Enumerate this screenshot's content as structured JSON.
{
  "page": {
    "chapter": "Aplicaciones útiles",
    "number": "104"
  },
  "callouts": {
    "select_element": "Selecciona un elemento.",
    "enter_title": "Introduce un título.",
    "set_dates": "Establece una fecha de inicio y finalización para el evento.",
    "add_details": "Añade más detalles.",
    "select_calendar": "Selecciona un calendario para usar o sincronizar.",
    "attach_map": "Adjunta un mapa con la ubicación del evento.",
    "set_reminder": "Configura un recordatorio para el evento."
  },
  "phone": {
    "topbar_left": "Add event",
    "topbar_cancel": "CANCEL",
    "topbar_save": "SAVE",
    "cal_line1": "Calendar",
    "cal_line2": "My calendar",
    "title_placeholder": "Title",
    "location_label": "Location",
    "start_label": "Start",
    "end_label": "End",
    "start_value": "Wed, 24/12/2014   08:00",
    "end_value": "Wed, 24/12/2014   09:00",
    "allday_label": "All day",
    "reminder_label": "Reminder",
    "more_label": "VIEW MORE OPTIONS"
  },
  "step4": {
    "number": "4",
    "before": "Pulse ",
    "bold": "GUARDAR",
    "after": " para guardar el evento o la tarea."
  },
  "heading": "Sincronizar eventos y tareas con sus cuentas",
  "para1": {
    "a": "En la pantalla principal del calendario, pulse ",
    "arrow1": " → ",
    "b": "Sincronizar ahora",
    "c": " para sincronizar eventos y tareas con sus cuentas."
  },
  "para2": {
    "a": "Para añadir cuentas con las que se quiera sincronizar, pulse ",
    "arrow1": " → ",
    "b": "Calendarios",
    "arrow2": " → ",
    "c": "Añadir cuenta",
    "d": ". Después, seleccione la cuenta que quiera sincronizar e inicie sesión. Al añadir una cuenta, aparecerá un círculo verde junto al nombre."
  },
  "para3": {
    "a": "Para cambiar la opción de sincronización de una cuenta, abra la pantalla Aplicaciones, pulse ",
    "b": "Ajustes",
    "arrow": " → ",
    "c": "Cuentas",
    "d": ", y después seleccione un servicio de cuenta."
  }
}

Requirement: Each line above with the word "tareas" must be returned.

Exercise result:
  "heading": "Sincronizar eventos y tareas con sus cuentas",
    "c": " para sincronizar eventos y tareas con sus cuentas."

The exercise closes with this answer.